Keeping on message is among the difficult elements of a political campaign, when a soundbite receives more attention than the subject of the speech, or when a crowd of supporters defines the candidate rather than the other way around. Last Sunday, Republican gubernatorial contender Rob Astorino stood outside the office of Bronx Democratic Assemblyman Jeffrey Dinowitz to protest his bill requiring vaccination for all students to attend classes.

Standing behind the former Westchester County Executive was a woman holding a poster of vaccination needles in the form of a swastika with “Nuremberg Laws” written next to it, and a man wearing a yellow star suggesting that unvaccinated individuals are suffering the same degree of persecution as Jews did in Nazi Germany. Whatever words Astorino had said last Sunday were drowned out by the imagery of the people standing behind him.

“The display of swastikas and yellow Stars of David outside my office today is repugnant and offensive,” Dinowitz tweeted. “People are perfectly free to express their opinion on vaccines or any issue, but to openly display Nazi symbols outside the office of a Jewish legislator is despicable.”
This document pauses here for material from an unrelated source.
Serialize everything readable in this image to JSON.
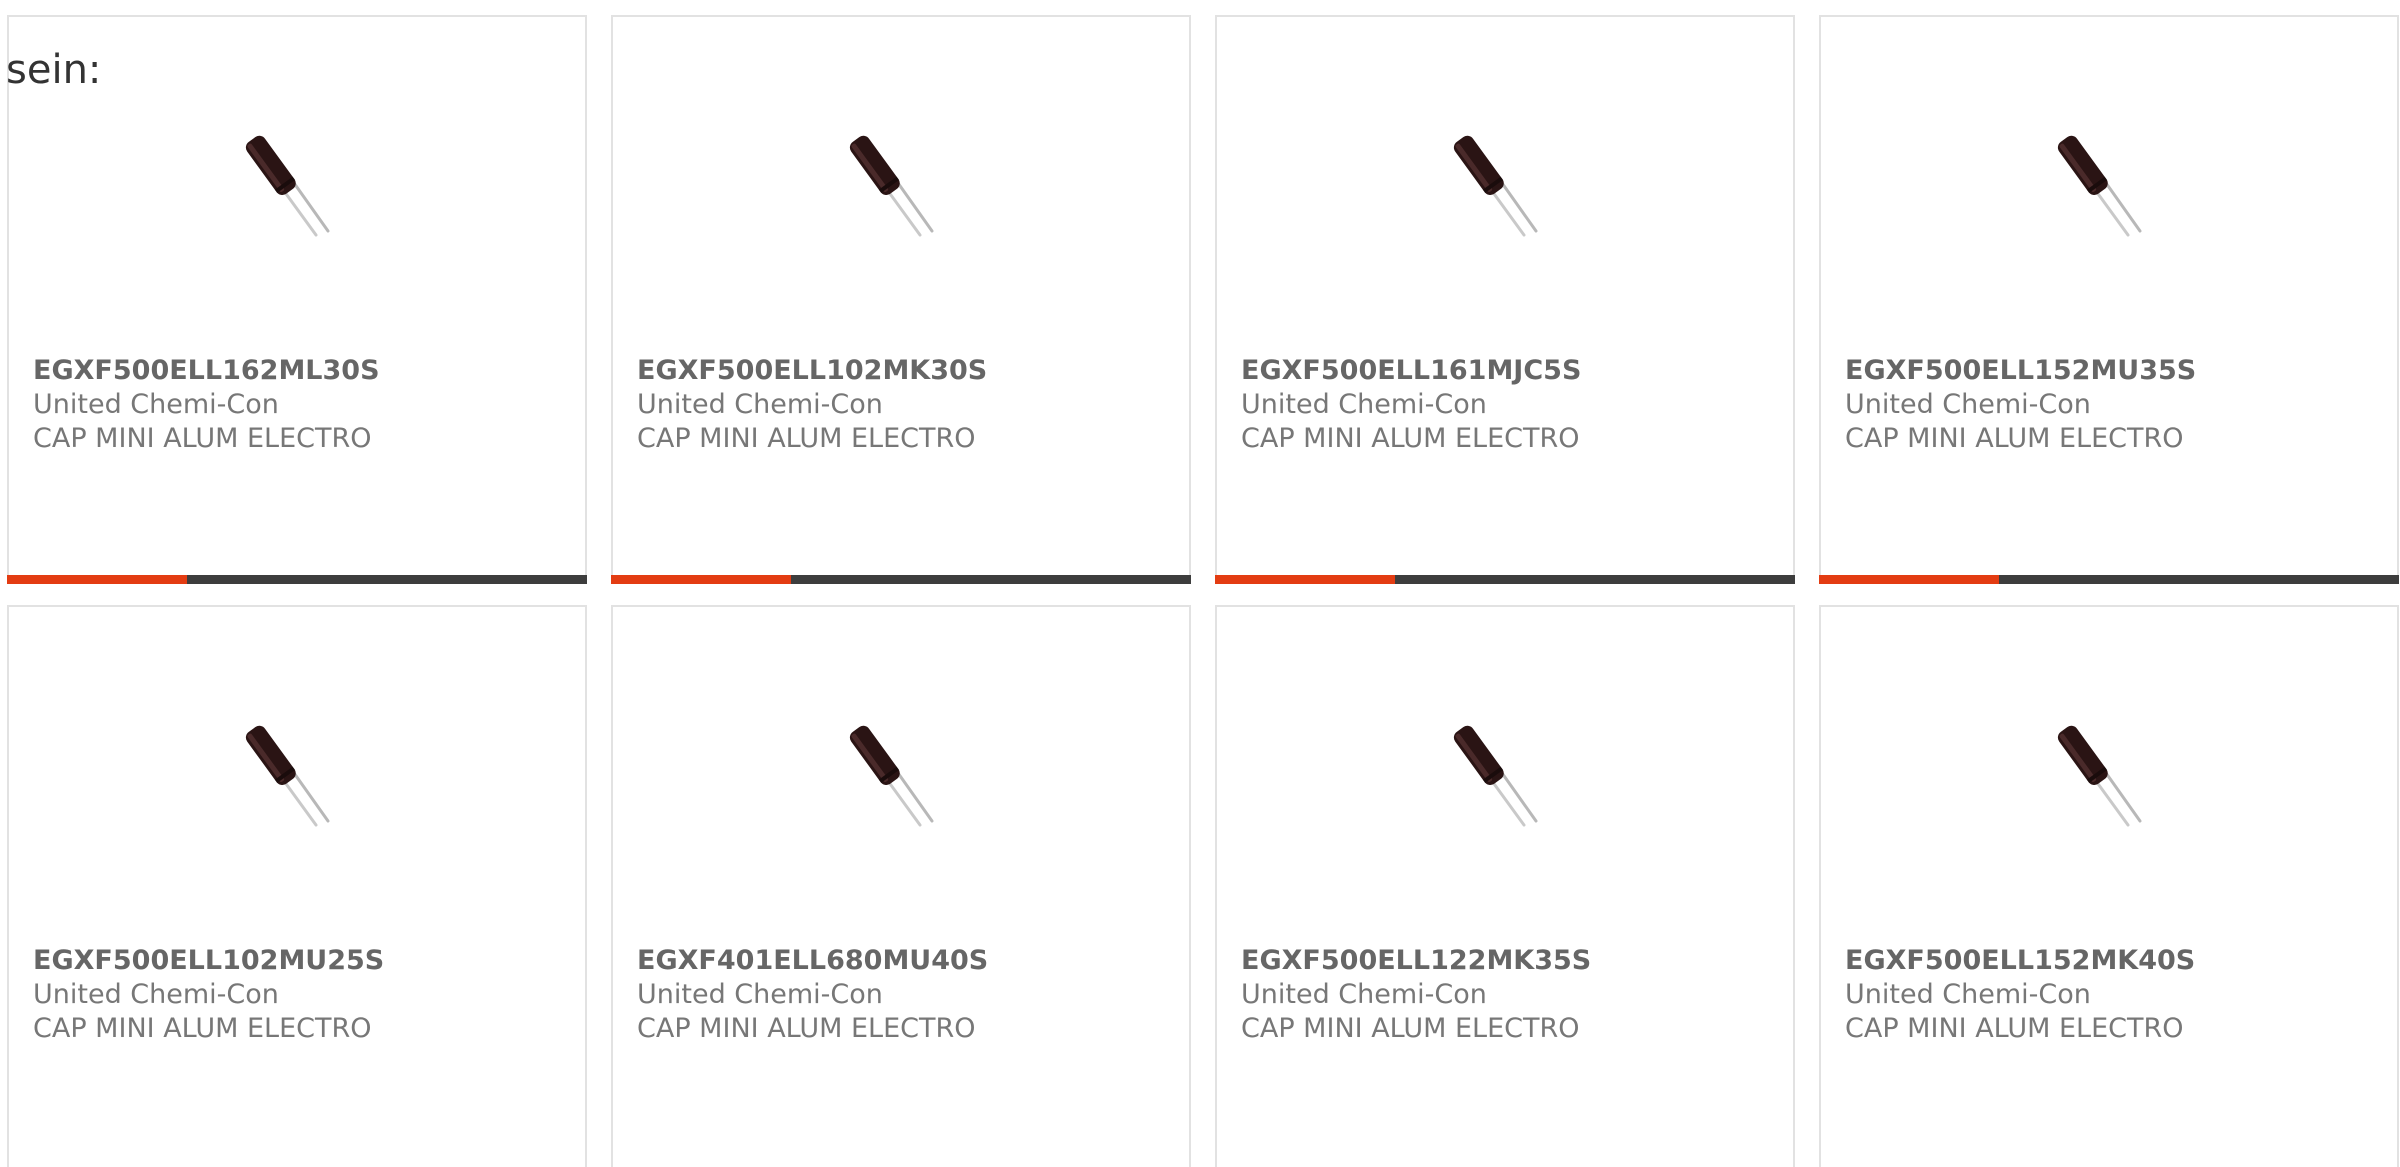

In this instance, Astorino’s message was lost as a result of his supporters carrying offensive signs. “I had no idea until I saw this photo,” wrote Astorino. “If I’d seen it I’d have told them to take the sign down. No comparison to those atrocities & yes, I’ve always condemned anti-Semitism.”

Astorino’s statement did not appear to be an apology. Perhaps he could apologize on behalf of a supporter that he did not know. Instead, he tried to steer the news cycle back to the topic that brought him to Dinowitz’s office. “My offer still stands, Jeff. Have the guts to meet w/ me & learn why so many parents oppose your mandate.” He later added that had he seen the swastika poster, he would have stopped speaking and had it removed.

Dinowitz’s colleagues in the Democratic Party piled on Astorino for associating with anti-Semitic imagery outside the office of a Jewish lawmaker. One can ask whether it is easier to attack Dinowitz for having uncontrollable supporters rather than the merits of his position that vaccination should not be required for in-person classes.

Rep. Lee Zeldin, who is also running in the Republican primary for Governor, did not address Astorino’s supporters or his failure to directly apologize for standing next to a swastika poster. “The COVID vaccine should not be a requirement for students to attend school. The voice of parents is strong and resolute. They do not want the vaccine to be mandated. This is a personal choice for families to make. I stand with these parents and support their position,” he tweeted.

As one of two Jewish Republicans in Congress, Zeldin is in a unique position to call out anti-Semitic tropes in his party. Doing so would give his condemnations of Reps. Ilhan Omar and Rashida Tlaib more weight, but as long as he is silent on Nazi imagery among his party’s supporters, Zeldin’s condemnations of anti-Semitism among leftist lawmakers can be cynically viewed as partisan rather than sincere.

Throughout this pandemic, the use of Holocaust images has been visible among some opponents of vaccination mandates, and Republican lawmakers felt conflicted between condemning antisemitic images and alienating potential supporters. Last week in Kansas, anti-vaccine demonstrators wore yellow stars in protest of the mandates at a hearing in the state capitol.

“Senate Republicans reject, in the strongest possible terms, any analogies to the Holocaust. Such comparisons are inappropriate and bear no resemblance to the issues we are debating today,” State Senate President Ty Masterson wrote. His colleague, State House Speaker Ron Ryckman, also condemned the use of yellow stars. “Let me be clear: The issues being debated today are important to KS, but they are in no way comparable to what millions of Jews endured who were ripped from their families, and marked for death by the Nazis,” he wrote.

In Alaska, Anchorage Mayor Dave Bronson spoke last month in defense of his neighbors who protested vaccination mandates while wearing the yellow star. “We’ve referenced the Star of David quite a bit here tonight,” he said to city lawmakers. “The message was ‘Never again.’ That’s an ethos. And that’s what that star really means... I think us borrowing that from them is actually a credit to them.”

In Washington, State Rep. Jim Walsh wore his yellow star last June at a speech following a church basketball game. “It’s an echo from history,” Walsh wrote on a Facebook page where his speech was posted. “In the current context, we’re all Jews.”

Earlier this year, firebrand Republican freshmen Reps. Madison Cawthorn of North Carolina and Marjorie Taylor Greene of Georgia also made Holocaust references to vaccination mandates.

The Holocaust has no parallel in history in terms of the scale and methods that targeted the Jews. The political humor in calling any act of governmental or corporate overreach as “Nazi” trivializes the actual persecutions of the Holocaust. Labeling any real or perceived overreach of governmental authority as Nazi is as ridiculous as crying “Wolf,” and it does little to persuade the public on the merits of the anti-vaccination position.

 By Sergey Kadinsky